15-year-old missionary is an unusual college freshman

Mikhaila Moynihan has lived much of her young life with her missionary family in Haiti. (Photo provided)

Mikhaila Moynihan has lived much of her young life with her missionary family in Haiti. (Photo provided)SENECA—Mikhaila Moynihan, age 15, should be starting her sophomore year in high school this fall.

Instead, friends are throwing going-away parties for her as she leaves for Mary Baldwin College in Staunton, Va.
For the past 25 years, the all-female school has  admitted a select group of academically gifted students who are still years away from earning their high school diplomas.

“It won’t be long,” Mikhaila said. She is spending as much time as she can with her friends in Upstate South Carolina before leaving again.

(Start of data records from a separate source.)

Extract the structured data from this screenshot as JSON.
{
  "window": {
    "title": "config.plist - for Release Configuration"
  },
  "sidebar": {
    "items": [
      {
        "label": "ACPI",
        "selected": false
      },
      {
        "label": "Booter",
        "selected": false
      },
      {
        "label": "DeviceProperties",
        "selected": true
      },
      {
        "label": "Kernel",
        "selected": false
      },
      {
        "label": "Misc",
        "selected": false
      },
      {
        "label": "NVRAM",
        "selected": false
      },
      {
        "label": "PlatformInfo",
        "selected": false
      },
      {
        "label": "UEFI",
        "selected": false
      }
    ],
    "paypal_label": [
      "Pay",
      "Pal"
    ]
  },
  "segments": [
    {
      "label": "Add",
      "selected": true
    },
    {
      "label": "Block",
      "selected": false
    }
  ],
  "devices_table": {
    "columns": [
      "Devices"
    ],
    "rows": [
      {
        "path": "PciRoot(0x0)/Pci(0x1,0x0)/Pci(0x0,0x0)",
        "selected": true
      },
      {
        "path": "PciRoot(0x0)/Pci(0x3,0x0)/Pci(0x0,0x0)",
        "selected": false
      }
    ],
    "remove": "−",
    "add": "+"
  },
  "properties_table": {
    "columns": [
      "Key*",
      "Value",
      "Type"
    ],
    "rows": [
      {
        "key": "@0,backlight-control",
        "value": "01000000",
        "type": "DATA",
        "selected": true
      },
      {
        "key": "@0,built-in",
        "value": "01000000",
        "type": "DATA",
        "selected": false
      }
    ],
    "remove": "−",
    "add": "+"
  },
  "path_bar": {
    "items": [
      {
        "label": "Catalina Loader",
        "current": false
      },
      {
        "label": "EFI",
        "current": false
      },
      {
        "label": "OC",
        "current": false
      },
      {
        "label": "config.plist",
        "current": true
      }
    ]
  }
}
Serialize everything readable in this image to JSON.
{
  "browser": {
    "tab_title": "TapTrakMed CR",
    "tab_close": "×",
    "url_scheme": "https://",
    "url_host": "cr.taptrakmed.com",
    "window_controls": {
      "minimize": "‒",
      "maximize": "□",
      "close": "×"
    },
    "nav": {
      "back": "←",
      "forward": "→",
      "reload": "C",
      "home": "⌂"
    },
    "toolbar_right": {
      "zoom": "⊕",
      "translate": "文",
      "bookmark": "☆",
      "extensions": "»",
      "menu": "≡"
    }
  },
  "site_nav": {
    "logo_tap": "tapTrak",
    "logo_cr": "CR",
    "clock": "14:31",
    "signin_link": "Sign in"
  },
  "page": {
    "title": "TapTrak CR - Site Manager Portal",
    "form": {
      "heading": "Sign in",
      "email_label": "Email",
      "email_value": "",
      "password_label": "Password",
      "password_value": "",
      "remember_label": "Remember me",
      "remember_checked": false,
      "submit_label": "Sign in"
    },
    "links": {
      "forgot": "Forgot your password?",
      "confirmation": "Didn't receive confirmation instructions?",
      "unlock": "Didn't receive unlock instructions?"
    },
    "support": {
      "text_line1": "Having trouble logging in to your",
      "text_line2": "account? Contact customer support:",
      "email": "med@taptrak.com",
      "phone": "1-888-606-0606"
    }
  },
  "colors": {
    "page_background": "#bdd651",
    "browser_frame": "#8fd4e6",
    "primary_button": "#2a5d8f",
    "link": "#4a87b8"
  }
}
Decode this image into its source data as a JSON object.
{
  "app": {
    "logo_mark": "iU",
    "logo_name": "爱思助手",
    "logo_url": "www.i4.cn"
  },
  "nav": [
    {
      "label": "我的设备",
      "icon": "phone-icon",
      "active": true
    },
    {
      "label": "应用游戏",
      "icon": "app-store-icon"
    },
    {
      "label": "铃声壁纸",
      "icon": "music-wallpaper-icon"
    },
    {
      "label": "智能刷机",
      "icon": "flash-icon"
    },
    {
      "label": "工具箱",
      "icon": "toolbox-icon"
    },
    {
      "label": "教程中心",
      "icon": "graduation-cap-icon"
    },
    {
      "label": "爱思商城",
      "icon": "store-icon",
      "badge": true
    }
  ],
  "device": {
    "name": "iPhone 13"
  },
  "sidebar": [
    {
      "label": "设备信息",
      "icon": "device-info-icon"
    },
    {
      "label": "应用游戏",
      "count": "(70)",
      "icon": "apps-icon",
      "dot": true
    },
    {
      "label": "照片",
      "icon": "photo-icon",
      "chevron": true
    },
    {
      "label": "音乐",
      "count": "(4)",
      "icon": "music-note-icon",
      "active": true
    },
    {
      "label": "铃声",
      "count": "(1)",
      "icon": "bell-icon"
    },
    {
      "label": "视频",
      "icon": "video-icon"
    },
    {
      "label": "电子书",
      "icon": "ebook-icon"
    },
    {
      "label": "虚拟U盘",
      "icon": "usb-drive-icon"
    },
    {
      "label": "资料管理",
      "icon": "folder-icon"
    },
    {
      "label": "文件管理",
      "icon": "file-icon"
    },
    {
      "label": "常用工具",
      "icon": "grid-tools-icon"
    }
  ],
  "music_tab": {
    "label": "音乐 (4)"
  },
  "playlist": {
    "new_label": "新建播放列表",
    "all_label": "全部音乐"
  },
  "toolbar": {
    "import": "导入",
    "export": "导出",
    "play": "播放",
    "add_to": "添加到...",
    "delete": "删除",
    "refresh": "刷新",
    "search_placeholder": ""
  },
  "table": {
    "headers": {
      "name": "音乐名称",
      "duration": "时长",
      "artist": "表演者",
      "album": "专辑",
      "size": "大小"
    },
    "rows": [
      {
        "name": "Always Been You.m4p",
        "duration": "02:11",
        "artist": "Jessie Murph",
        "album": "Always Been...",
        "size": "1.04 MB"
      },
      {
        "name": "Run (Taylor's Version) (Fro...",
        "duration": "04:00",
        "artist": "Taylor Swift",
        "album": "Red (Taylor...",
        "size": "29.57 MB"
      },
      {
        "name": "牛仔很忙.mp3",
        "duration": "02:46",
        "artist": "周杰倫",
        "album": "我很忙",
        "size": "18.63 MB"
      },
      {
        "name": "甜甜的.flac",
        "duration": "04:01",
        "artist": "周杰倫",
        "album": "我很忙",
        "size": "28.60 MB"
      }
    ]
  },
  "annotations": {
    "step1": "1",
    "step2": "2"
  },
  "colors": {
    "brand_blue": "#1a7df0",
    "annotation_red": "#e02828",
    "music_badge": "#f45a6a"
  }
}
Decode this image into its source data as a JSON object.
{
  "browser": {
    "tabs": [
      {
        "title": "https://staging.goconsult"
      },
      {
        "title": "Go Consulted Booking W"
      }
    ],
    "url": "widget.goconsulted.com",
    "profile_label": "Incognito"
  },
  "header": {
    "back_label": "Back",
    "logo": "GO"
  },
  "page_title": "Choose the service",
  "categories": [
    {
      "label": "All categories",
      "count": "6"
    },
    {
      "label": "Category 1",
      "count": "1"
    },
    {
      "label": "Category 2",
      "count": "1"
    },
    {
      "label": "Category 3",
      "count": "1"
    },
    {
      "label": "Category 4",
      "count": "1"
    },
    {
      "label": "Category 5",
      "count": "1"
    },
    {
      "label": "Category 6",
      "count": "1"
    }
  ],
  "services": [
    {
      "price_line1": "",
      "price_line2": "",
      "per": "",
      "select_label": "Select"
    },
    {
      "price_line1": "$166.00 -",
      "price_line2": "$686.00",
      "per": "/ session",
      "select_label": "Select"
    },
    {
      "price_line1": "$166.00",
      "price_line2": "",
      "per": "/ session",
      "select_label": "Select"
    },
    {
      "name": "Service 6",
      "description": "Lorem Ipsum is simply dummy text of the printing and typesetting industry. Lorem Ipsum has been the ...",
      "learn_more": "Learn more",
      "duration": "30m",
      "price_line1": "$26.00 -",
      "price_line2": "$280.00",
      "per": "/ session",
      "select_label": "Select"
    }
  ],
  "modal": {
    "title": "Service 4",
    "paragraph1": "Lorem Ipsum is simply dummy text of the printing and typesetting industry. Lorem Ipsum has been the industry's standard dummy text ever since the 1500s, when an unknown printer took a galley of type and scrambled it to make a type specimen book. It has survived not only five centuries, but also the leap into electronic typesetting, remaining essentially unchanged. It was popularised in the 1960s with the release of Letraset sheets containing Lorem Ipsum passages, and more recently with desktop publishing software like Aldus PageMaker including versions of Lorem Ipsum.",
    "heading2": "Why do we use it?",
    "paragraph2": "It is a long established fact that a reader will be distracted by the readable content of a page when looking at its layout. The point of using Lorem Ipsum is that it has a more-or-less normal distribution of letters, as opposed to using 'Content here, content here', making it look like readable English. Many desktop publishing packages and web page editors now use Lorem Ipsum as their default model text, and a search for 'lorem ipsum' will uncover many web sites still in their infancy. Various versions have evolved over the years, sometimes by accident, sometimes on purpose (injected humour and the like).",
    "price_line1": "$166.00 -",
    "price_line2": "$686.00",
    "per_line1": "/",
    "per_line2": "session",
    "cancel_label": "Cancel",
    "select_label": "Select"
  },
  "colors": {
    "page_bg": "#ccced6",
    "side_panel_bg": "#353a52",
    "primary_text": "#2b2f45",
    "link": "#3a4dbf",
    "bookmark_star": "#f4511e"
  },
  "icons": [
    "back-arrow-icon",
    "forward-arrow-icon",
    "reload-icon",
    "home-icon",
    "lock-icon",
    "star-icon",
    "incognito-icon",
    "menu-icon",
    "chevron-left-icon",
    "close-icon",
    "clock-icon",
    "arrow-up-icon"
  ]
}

Mikhaila will make the trip Aug. 24 with her parents, two brothers and a sister. She is the second of four children in the Moynihan family, who have spent much of their lives as Catholic missionaries with The Haitian Project. The organization  operates the Louverture Cleary School in Port-au-Prince, Haiti.

Patrick Moynihan, a deacon at St. Paul the Apostle Church in Spartanburg, returned to head The Haitian Project around the time the earthquake struck in January.

The Moynihans were in Oconee County until then but moved back to rebuild the school and assist victims. The family returned to the Upstate this summer but plans to be back in Haiti by the end of August.

“I was taking a lot of one-on-one classes with tutors in Haiti and pushing myself as far as I could go,” Mikhaila said.

She completed eighth grade at Walhalla Middle School. She learned geometry and other high school-level courses on her own in Haiti.

She will be 16 in October.

“You have to have a strong character to be able to live on your own,” said Christina Moynihan, her mother. “It’s not necessarily that you have to be extraordinarily gifted academically. You also need to be able to demonstrate that you can live without your parents.”

Some might question placing a young teenager in a college environment, but Mikhaila had reached a roadblock, Mrs. Moynihan said.

“She couldn’t learn as much as she needed in the classes in Haiti,” she said. “What has happened with our family is that we had to look for an alternative education out of necessity. Generally you don’t look to send your 15-year-old away, but she’s ready.”

Mrs. Moynihan said they have sought God’s guidance in their decision and believe this is part of His plan.

Christy Baker, associate director of student life at Mary Baldwin, said the girls in the program for exceptionally gifted live in their own residence hall, which has adult dorm mothers.

Other than that, the younger girls are integrated into the larger campus.

Mikhaila welcomes the extraordinary challenge that awaits her, though she admits she’ll miss her tightly knit family.

“I will miss being able to talk to and confide in people who know me really well,” she said.

Mrs. Moynihan said it’s going to be sad to see her go, but attending college will open opportunities for her daughter. One of those involves Mikhaila’s plans to go to medical school.